Given the recurring and emotionally charged accusations of video-packing drones violating personal privacy – both perceived and actual – does the seriously upgraded zoom capabilities of DJI’s Mavic 3 risk elevating the ongoing Peeping Tom debates to even higher levels?
Since the Mavic 3 won’t even be unveiled until November 5, any speculation about what responses the considerably muscled-up tech on the craft will generate – apart from the enthusiasm voiced by droning fans following product leaks – remains the stuff of fortune tellers. Still, with reported specs of the craft describing 28x hybrid zoom capacities (4x digital, times 7x optical), that ability to get even more up close and personal with people on the ground may well raise concerns among the more militant UAV Greta Garbos of the world.
Consider developments going into the Mavic 3 from their perspective. Until now, consumer drones and even enterprise UAV have had limited digital zoom capabilities, or low-level 2x or 3x optical capacities that turn grainy fairly fast. To get anywhere near top-level 30x views, operators needed to put digital single-lens reflex cameras on very expensive professional or heavy-lift UAVs.
All of a sudden, as of this week, average users will have access to 28x eyes in the sky – so long as they have the average income allowing for an average investment of $2,300 to $5,200 that a decidedly less than average DJI Mavic 3 will reportedly cost.
That kind of potential peeping power considerably weakens previous manufacturer retorts to complaints about potential privacy violations, which argued limited zoom capacities require drones to fly in fairly close (and with easily detectable noise) to pick up anything worth hiding. Meanwhile, (the reply went), it’s unwise to blame – much less seek to slow – generally productive tech development out of fear of how a tiny minority of morons may decide to abuse it.
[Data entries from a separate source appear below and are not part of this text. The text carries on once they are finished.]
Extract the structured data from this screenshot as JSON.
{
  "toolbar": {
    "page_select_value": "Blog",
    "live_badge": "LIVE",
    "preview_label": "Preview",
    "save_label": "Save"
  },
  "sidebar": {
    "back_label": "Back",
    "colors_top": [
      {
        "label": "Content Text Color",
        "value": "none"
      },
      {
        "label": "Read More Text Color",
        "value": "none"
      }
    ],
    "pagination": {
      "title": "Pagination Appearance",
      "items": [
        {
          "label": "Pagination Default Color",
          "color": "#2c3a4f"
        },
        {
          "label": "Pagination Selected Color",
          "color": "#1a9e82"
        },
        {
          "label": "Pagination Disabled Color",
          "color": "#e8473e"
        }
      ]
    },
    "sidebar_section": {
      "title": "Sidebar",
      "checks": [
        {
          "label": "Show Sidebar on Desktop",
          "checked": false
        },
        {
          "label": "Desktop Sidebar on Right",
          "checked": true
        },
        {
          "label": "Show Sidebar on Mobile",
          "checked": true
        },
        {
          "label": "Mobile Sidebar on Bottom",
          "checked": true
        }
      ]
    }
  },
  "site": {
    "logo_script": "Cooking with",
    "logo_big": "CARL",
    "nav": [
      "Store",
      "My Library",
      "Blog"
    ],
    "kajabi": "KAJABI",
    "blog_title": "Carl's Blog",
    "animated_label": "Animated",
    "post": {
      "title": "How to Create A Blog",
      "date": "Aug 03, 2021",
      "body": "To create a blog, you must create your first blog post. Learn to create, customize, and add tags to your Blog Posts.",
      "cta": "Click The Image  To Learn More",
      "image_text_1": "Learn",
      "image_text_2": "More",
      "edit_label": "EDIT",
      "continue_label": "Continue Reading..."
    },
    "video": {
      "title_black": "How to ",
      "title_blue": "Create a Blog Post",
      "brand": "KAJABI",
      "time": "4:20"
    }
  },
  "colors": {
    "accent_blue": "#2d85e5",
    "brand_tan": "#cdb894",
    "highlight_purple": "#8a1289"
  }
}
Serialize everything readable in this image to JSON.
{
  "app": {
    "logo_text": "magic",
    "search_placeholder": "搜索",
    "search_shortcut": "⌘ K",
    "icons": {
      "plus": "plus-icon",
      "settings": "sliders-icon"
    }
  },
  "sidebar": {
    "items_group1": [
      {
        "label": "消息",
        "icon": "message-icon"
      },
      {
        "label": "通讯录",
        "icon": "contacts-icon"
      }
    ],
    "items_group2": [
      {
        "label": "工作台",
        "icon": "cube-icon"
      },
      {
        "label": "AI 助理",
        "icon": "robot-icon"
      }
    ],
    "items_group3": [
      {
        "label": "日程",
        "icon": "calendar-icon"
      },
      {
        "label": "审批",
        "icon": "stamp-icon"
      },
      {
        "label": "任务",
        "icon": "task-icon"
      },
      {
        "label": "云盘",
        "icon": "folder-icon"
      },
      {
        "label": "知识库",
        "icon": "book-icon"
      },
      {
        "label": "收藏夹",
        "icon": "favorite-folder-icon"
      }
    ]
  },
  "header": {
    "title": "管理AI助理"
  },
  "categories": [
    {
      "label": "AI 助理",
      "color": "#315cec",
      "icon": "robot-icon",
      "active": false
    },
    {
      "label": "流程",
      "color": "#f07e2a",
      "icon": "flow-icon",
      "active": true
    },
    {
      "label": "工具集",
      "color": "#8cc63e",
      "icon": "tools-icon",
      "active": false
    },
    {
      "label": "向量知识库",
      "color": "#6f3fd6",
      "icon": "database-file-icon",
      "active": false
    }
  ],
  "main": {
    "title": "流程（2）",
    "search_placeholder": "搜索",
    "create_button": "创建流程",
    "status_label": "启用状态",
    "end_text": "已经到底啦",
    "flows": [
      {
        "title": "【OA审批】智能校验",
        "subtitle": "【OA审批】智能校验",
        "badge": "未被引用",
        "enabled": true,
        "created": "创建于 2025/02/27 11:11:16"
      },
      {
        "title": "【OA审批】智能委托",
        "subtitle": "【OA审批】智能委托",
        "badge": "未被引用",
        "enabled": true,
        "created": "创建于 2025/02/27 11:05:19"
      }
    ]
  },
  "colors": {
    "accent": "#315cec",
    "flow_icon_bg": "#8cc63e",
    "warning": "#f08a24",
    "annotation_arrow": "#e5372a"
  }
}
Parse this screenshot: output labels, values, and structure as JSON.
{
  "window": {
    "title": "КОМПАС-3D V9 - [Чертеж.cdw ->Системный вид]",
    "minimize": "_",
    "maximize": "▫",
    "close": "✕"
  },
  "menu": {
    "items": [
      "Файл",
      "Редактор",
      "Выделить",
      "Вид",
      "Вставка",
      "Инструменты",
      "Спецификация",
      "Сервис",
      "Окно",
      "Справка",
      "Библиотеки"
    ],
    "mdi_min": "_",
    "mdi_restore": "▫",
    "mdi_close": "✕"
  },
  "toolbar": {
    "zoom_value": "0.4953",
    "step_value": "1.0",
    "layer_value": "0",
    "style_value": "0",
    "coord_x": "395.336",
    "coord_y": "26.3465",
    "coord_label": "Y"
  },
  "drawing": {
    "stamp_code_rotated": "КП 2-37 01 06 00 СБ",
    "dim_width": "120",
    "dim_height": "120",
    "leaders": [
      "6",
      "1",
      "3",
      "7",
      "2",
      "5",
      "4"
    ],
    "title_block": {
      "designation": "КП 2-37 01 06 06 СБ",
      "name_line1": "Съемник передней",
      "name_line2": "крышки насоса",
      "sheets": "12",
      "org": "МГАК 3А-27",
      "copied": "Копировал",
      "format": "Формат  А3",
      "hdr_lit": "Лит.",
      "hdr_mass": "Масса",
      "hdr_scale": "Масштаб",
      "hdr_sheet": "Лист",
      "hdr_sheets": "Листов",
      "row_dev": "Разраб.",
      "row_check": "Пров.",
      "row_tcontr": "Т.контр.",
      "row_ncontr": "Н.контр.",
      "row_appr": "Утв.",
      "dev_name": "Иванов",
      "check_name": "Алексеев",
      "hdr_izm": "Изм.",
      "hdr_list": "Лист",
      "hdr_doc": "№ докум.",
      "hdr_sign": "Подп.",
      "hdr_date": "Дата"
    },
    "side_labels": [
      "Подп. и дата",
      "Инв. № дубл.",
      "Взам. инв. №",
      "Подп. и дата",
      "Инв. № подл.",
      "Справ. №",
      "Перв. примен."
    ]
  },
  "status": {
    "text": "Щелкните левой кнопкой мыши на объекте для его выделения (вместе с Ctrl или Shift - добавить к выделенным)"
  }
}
So with the zooming chops of the Mavic 3 capable of making stupid things that idiots may do even more invasive, perhaps it’s better to turn attention to something both sides in the debate may agree on: It’s time for authorities to create clear and coherent laws protecting privacy rights, as well of those who operate camera-equipped drones.
For now, that broad and reasonable framework doesn’t exist.
Drone pilot common sense, rather than privacy laws, will dictate use of DJI Mavic 3’s super-zoom capacities – for now
Though the Federal Aviation Administration (FAA) effectively controls all airspace over private property, it largely limits its position on privacy to urging pilots to seek overflight and/or filming authorization from owners beforehand. State and local approaches either echo a similar “check first” policy, or impose a hodge-podge of laws that vary in detail.
For example, Arkansas formally prohibits pilots from filming people without consent, while Florida legally bans using the craft for surveilling or otherwise disturbing individuals or their property. A Michigan court this year overlooked FAA rules classifying airspace over property as unrestricted when it ruled in favor of a couple who complained drone footage of their yard shot by local authorities violated their privacy rights.
Meanwhile, a town in Ohio recently made it illegal “to invade the privacy of another’s home, office, enclosed space, or the private space of another” in response to the legal void it discovered in trying to deal with a resident routinely flying his drone in seriously creepy ways. Cross city or state lines in any of those examples, however, and restrictions are entirely different.
Even expert third party views on the drone-versus-privacy debate contrast. Some legal experts urge people to report invasive drone pilots to cops, who are often willing to file trespassing or harassment charges. Colorado law firm Robinson & Henry PC gives another take on what people can hope for if a drone turns up unabashedly filming them in a backyard or floating in their pool in search of tan line-free color.
“Honestly, probably a whole lot of nothing,” the company warns. “There’s something called expectation of privacy. If you are walking down the street or having a picnic in a park, there’s no real expectation of privacy. You’re in public. Just like a TV cameraman can shoot video of you, so can a drone when you’re in that public space. The same goes for your front and back yards.”
As irking as it may be privacy-sensitive out there, the first and best course of action within the current legal flux is to simply seek out and ask the pilot of a snooping drone to fly elsewhere, then call in police should the request be refused. The other overly used option – shooting invading UAV down – will result in arrest and charging of the privacy enforcer.
Nothing will stop the advance of technology, and the remarkable tech developments DJI’s Mavic 3 contains are to be cheered rather than feared.
However, aware those concerns exist among people on the ground, drone pilots must be attentive to people below their craft, and request permission to film them or fly near their property – even if laws don’t enshrine their expectation to privacy.
Perspective always helps. When contemplating a video outing, operators should consider how they’d feel about a whining, hovering craft filming them at home as they sit by the pool, lounge around the yard, bag a few rays, or merely sit around the apartment trying to relax. How comfortable would anyone feel, for that matter, if some stranger walked up, fired up a smart phone camera, and filmed their every move till the battery went dead?
It’s rather a no-brainer, even without explicit laws. Drones – even a super-zooming Mavic 3 – are not the jerks when they get too far into people’s privacy; their pilots are.